After canceling the remainder of the season on Sunday, NMSU chancellor Dan Arvizu said in a statement, “This action is clearly needed, especially after receiving additional facts and reviewing investigation reports related to the hazing allegations involving student-athletes on the team. Hazing has no place on our campus, and those found responsible will be held accountable for their actions. We must uphold the safety of our students and the integrity of our university. It’s time for this program to reset.”
Heiar was hired by New Mexico State in April of 2022 and signed a five-year contract that pays him $300,000 annually. However, there are certain elements of Heiar’s contract that the university could explore to potentially terminate Heiar and his staff for cause given what has transpired this season.
While the staff is currently still employed by NMSU and on paid administrative leave, Heiar’s contract stipulates that he has a duty to monitor “institutional control and program management.”
“Coach recognizes and acknowledges the importance of maintaining and observing the principles of institutional control over every aspect of the Program,” the contract reads in Section 1.1: Reporting and Institutional Control.
Under Section 1.2: Program Management, Heiar’s contract reads, “Coach must faithfully perform the customary duties of a head coach, including managing and supervising the Program, and must perform such other duties University’s athletics programs, consistent with his status as head coach, as the Director may assign.”
Further down in Heiar’s contract are 15 stipulations in which the university could terminate him with cause. Of those 15, two stick out in particular regarding the current state of the NMSU program.
One way the university could potential terminate Heiar for cause is a “failure by coach to report promptly to the Director any violations known to Coach of the Rules or University policy, rules or regulations, by assistant coaches, students, or other persons under direct control or supervision of Coach.”
Hazing is prohibited by the NMSU student code of conduct.
A second way the school could presumably fire Heiar for cause, per his contract, is “a serious or intentional violation (or if University has a reasonable basis for believing that a serious or intentional violation occurred) by Coach (or any other person under Coach’s supervision and direction) of any law, rule, regulation, constitutional provision, bylaw or interpretation of University, the Conference or the NCAA.”
Another subsection of Heiar’s contract – which the school could be investigating for potential usage – is Section 5.8: Termination by Mutual Agreement.
That section of Heiar’s contract states that “Coach may request a voluntary mutual termination of this Agreement, which if granted, must be in writing and signed by University Chancellor or designee. In the event University grants the request and agrees to a mutual termination, the University’s payment to Coach of wages and benefits specified in Section 3 above and earned prior to the date of such agreed upon termination will be in full satisfaction of all claims by Coach against University under this Agreement.
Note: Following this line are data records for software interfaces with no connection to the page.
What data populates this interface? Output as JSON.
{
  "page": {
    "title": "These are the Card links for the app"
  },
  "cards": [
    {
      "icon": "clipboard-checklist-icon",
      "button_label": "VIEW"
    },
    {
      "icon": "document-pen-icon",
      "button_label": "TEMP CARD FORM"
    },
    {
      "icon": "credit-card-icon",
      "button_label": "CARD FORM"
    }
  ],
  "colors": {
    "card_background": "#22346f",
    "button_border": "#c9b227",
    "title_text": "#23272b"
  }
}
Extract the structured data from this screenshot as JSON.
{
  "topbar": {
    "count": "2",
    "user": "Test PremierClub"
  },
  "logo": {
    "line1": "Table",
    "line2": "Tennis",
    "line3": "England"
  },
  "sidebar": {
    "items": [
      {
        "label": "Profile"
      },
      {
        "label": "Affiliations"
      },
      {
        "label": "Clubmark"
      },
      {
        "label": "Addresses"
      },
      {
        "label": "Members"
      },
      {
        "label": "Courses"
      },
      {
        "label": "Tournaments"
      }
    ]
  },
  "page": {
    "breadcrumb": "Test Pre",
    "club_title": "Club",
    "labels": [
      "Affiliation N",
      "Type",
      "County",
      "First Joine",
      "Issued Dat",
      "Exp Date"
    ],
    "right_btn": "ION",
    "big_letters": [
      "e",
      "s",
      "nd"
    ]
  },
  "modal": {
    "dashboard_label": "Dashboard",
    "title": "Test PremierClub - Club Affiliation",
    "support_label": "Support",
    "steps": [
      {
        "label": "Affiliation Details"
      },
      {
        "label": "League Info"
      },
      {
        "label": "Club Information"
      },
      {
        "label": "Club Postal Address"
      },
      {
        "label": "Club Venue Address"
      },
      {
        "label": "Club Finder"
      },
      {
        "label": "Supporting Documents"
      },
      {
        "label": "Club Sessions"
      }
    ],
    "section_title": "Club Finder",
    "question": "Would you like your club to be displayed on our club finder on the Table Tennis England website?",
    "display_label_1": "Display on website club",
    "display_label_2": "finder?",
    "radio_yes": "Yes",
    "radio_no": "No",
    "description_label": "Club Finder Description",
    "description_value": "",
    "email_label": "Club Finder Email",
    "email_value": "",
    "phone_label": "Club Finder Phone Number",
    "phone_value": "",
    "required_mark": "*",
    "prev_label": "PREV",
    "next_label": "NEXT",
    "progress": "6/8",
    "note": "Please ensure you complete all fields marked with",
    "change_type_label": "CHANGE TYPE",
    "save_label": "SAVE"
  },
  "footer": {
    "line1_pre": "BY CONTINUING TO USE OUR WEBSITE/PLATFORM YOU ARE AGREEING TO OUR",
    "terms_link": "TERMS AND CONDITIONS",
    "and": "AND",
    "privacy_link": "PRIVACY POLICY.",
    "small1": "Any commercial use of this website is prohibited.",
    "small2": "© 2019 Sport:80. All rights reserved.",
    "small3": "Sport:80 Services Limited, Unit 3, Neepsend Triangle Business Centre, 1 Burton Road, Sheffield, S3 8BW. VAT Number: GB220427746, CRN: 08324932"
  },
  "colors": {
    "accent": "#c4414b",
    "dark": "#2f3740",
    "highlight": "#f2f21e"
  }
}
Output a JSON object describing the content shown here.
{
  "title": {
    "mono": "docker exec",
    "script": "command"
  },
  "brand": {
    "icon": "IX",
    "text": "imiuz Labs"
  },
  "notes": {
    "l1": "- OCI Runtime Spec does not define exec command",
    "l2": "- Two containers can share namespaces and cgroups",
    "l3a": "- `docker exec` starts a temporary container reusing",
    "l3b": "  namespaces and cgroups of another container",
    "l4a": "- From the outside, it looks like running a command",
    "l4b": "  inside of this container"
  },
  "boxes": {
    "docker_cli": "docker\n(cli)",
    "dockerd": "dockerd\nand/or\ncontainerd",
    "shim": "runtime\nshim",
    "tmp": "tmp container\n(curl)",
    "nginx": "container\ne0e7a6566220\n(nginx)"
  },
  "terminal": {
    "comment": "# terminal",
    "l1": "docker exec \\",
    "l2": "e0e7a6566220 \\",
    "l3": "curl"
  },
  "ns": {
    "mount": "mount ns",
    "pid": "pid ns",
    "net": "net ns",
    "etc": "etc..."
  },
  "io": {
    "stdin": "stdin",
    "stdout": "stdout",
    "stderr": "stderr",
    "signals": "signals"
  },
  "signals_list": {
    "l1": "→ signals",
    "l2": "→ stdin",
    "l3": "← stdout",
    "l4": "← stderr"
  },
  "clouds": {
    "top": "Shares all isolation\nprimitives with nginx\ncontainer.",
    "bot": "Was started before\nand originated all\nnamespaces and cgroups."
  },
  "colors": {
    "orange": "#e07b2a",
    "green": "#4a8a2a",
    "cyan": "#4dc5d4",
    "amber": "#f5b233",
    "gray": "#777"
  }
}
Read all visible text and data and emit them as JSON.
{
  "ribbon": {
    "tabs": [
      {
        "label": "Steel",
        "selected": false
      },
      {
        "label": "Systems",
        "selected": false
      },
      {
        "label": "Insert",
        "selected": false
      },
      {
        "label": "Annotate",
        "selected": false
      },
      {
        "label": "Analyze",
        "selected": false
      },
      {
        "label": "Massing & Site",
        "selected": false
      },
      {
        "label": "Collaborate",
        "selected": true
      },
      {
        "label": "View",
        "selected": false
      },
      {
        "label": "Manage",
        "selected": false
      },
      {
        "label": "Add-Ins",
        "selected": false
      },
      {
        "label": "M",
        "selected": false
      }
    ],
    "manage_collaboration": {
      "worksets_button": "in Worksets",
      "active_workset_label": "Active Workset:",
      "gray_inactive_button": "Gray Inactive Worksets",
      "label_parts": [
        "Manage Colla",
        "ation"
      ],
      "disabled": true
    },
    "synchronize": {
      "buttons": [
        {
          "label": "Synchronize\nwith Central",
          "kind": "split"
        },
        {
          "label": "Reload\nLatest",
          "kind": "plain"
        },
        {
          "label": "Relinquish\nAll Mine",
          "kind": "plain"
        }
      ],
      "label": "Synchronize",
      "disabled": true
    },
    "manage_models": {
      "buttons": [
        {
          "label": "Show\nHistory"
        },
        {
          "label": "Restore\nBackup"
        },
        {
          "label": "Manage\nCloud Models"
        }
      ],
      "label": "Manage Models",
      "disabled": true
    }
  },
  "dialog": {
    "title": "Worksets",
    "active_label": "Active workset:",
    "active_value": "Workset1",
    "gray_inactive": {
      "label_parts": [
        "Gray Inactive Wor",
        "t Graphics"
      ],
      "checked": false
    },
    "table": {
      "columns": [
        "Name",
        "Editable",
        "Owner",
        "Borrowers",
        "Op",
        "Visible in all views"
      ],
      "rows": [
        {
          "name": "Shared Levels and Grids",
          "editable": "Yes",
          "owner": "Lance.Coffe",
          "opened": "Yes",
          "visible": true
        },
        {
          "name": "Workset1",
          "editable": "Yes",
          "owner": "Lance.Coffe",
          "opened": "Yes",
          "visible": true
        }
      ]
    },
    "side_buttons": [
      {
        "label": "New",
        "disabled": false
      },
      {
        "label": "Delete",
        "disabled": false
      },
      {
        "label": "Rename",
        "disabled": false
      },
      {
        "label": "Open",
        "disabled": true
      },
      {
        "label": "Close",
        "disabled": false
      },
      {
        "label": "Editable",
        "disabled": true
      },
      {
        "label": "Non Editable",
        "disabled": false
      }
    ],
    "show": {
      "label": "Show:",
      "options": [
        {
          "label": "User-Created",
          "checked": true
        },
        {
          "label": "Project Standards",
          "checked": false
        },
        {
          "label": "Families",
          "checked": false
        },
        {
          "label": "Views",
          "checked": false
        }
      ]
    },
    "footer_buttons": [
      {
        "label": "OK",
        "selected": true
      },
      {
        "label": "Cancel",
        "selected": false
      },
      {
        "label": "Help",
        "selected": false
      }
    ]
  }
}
Futhermore, upon mutual termination the Coach would not owe any money to the University, including, but not limited to, liquidated damages.”
According to Jason Groves of the Las Cruces Sun-News, all of the assistant coaches are on one-year deals that expire April 30.
It must be reiterated again that Heiar is still employed and on paid leave as of Monday, Feb. 13. However, the NMSU Board of Regents will meet on Tuesday to discuss personnel matters in a closed session.
The board cannot make any decision to terminate an employee behind closed doors; it must be done in an open session. However, NMSU’s chancellor does reserve the right to make personnel changes without board approval, according to an NMSU spokesperson.